My job was to think about how the information could be most accessible to writers using conventional word processing software like MS Word or AppleWorks (ClarisWorks back then).
A few things to consider in looking at the history of this project:
– We were (and still are) Macintosh users and the schools we were both working with were using Macs as well.
– I had little experience with databases, although FileMaker and others were out at the time.
– I had a lot of experience with HyperCard, the first user-friendly multimedia development tool, and even though its products only ran on the Macintosh, cross platform development wasn’t a concern since the audience we were building this for was mainly Mac users who could run HyperCard programs.
– There was no web at the time, and the idea of putting information like this online and having people use an online tool was unheard of except in the mainframe computer world.
So, I built a HyperCard “stack” that included:
– a field to hold the confused words
– a field to hold the definitions
– a field to hold examples of usage.
In time, Anne and I finished the stack and sold it as shareware for many years. It did well and thousands of people bought and hopefully used it. (Hopefully is correct if our users were hopeful about becoming less confused.)
Here’s a screen shot of an entry:
Many things have changed in the computer world since Anne and I first started thinking about this:
– The Macintosh has been marginalized in schools
– The HyperCard project died at Apple
– We have mixed feelings about making and buying shrink-wrapped reference software because it’s out of date almost immediately
– The web has evolved into an important part of using a computer as a tool
– We know how to build web sites
So, we put Confusing Words on the web where it existed for many years.
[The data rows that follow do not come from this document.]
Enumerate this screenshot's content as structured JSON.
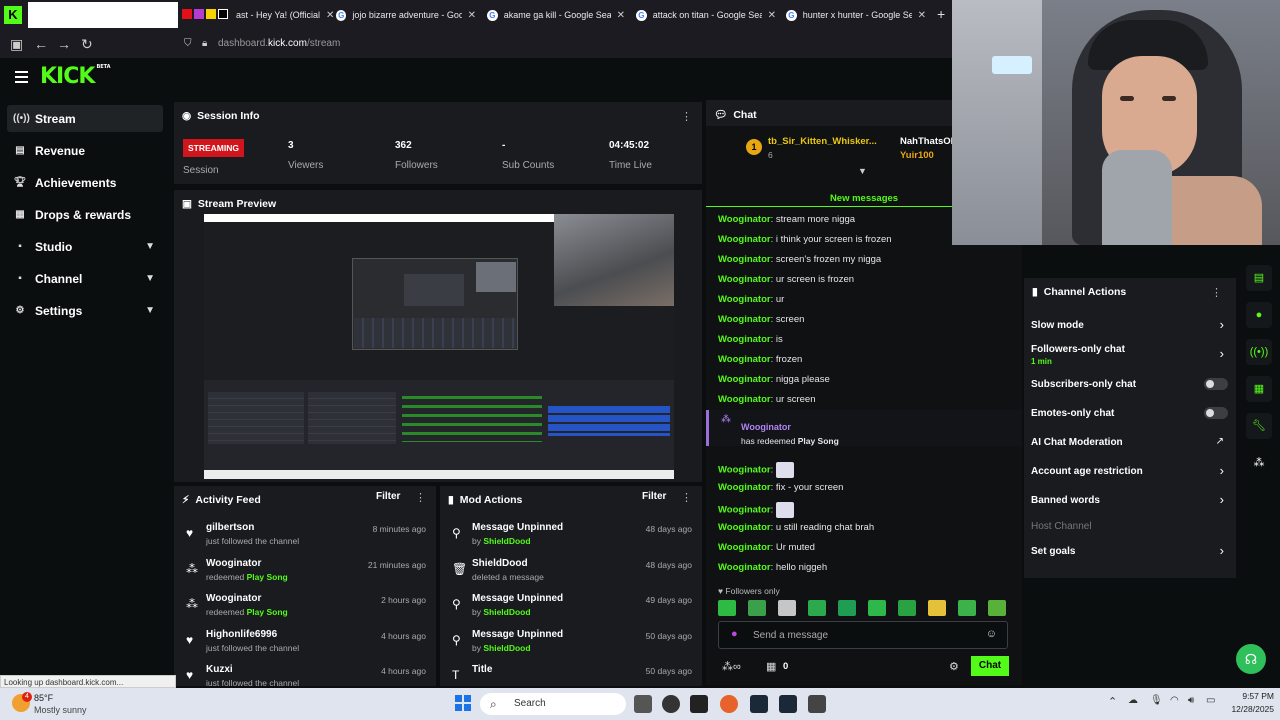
{
  "browser": {
    "tabs": [
      {
        "title": "ast - Hey Ya! (Official",
        "icon": "youtube-icon"
      },
      {
        "title": "jojo bizarre adventure - Google",
        "icon": "google-icon"
      },
      {
        "title": "akame ga kill - Google Search",
        "icon": "google-icon"
      },
      {
        "title": "attack on titan - Google Search",
        "icon": "google-icon"
      },
      {
        "title": "hunter x hunter - Google Searc",
        "icon": "google-icon"
      }
    ],
    "url_prefix": "dashboard.",
    "url_domain": "kick.com",
    "url_path": "/stream",
    "status_link": "Looking up dashboard.kick.com..."
  },
  "brand": {
    "logo": "KICK",
    "logo_tag": "BETA",
    "accent": "#53fc18"
  },
  "sidebar": {
    "items": [
      {
        "label": "Stream",
        "icon": "stream-icon",
        "active": true
      },
      {
        "label": "Revenue",
        "icon": "revenue-icon"
      },
      {
        "label": "Achievements",
        "icon": "trophy-icon"
      },
      {
        "label": "Drops & rewards",
        "icon": "gift-icon"
      },
      {
        "label": "Studio",
        "icon": "studio-icon",
        "expandable": true
      },
      {
        "label": "Channel",
        "icon": "channel-icon",
        "expandable": true
      },
      {
        "label": "Settings",
        "icon": "gear-icon",
        "expandable": true
      }
    ]
  },
  "session": {
    "title": "Session Info",
    "badge": "STREAMING",
    "badge_label": "Session",
    "stats": [
      {
        "value": "3",
        "label": "Viewers"
      },
      {
        "value": "362",
        "label": "Followers"
      },
      {
        "value": "-",
        "label": "Sub Counts"
      },
      {
        "value": "04:45:02",
        "label": "Time Live"
      }
    ]
  },
  "preview": {
    "title": "Stream Preview"
  },
  "activity": {
    "title": "Activity Feed",
    "filter": "Filter",
    "rows": [
      {
        "name": "gilbertson",
        "sub": "just followed the channel",
        "highlight": "",
        "time": "8 minutes ago",
        "icon": "heart-icon"
      },
      {
        "name": "Wooginator",
        "sub": "redeemed ",
        "highlight": "Play Song",
        "time": "21 minutes ago",
        "icon": "points-icon"
      },
      {
        "name": "Wooginator",
        "sub": "redeemed ",
        "highlight": "Play Song",
        "time": "2 hours ago",
        "icon": "points-icon"
      },
      {
        "name": "Highonlife6996",
        "sub": "just followed the channel",
        "highlight": "",
        "time": "4 hours ago",
        "icon": "heart-icon"
      },
      {
        "name": "Kuzxi",
        "sub": "just followed the channel",
        "highlight": "",
        "time": "4 hours ago",
        "icon": "heart-icon"
      }
    ]
  },
  "mod": {
    "title": "Mod Actions",
    "filter": "Filter",
    "rows": [
      {
        "name": "Message Unpinned",
        "sub": "by ",
        "highlight": "ShieldDood",
        "time": "48 days ago",
        "icon": "unpin-icon"
      },
      {
        "name": "ShieldDood",
        "sub": "deleted a message",
        "highlight": "",
        "time": "48 days ago",
        "icon": "trash-icon"
      },
      {
        "name": "Message Unpinned",
        "sub": "by ",
        "highlight": "ShieldDood",
        "time": "49 days ago",
        "icon": "unpin-icon"
      },
      {
        "name": "Message Unpinned",
        "sub": "by ",
        "highlight": "ShieldDood",
        "time": "50 days ago",
        "icon": "unpin-icon"
      },
      {
        "name": "Title",
        "sub": "",
        "highlight": "",
        "time": "50 days ago",
        "icon": "title-icon"
      }
    ]
  },
  "chat": {
    "title": "Chat",
    "pinned_user1": "tb_Sir_Kitten_Whisker...",
    "pinned_badge": "1",
    "pinned_count": "6",
    "pinned_user2": "NahThatsOl",
    "pinned_user3": "Yuir100",
    "new_messages": "New messages",
    "messages": [
      {
        "user": "Wooginator",
        "text": "stream more nigga"
      },
      {
        "user": "Wooginator",
        "text": "i think your screen is frozen"
      },
      {
        "user": "Wooginator",
        "text": "screen's frozen my nigga"
      },
      {
        "user": "Wooginator",
        "text": "ur screen is frozen"
      },
      {
        "user": "Wooginator",
        "text": "ur"
      },
      {
        "user": "Wooginator",
        "text": "screen"
      },
      {
        "user": "Wooginator",
        "text": "is"
      },
      {
        "user": "Wooginator",
        "text": "frozen"
      },
      {
        "user": "Wooginator",
        "text": "nigga please"
      },
      {
        "user": "Wooginator",
        "text": "ur screen"
      }
    ],
    "redeem_user": "Wooginator",
    "redeem_text": "has redeemed ",
    "redeem_item": "Play Song",
    "messages2": [
      {
        "user": "Wooginator",
        "text": "",
        "emote": true
      },
      {
        "user": "Wooginator",
        "text": "fix - your screen"
      },
      {
        "user": "Wooginator",
        "text": "",
        "emote": true
      },
      {
        "user": "Wooginator",
        "text": "u still reading chat brah"
      },
      {
        "user": "Wooginator",
        "text": "Ur muted"
      },
      {
        "user": "Wooginator",
        "text": "hello niggeh"
      }
    ],
    "followers_only": "Followers only",
    "input_placeholder": "Send a message",
    "points": "0",
    "send": "Chat"
  },
  "actions": {
    "title": "Channel Actions",
    "items": [
      {
        "label": "Slow mode",
        "sub": "",
        "control": "chevron"
      },
      {
        "label": "Followers-only chat",
        "sub": "1 min",
        "control": "chevron"
      },
      {
        "label": "Subscribers-only chat",
        "sub": "",
        "control": "toggle"
      },
      {
        "label": "Emotes-only chat",
        "sub": "",
        "control": "toggle"
      },
      {
        "label": "AI Chat Moderation",
        "sub": "",
        "control": "external"
      },
      {
        "label": "Account age restriction",
        "sub": "",
        "control": "chevron"
      },
      {
        "label": "Banned words",
        "sub": "",
        "control": "chevron"
      },
      {
        "label": "Host Channel",
        "sub": "",
        "control": "none",
        "disabled": true
      },
      {
        "label": "Set goals",
        "sub": "",
        "control": "chevron"
      }
    ]
  },
  "taskbar": {
    "temp": "85°F",
    "weather": "Mostly sunny",
    "search": "Search",
    "time": "9:57 PM",
    "date": "12/28/2025",
    "weather_badge": "4"
  }
}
The code and site became out of date over time and we lost interest and so, we took it down and let the domain go. It was a great run and we learned a lot, both in building the HyperCard stack and in building the web site.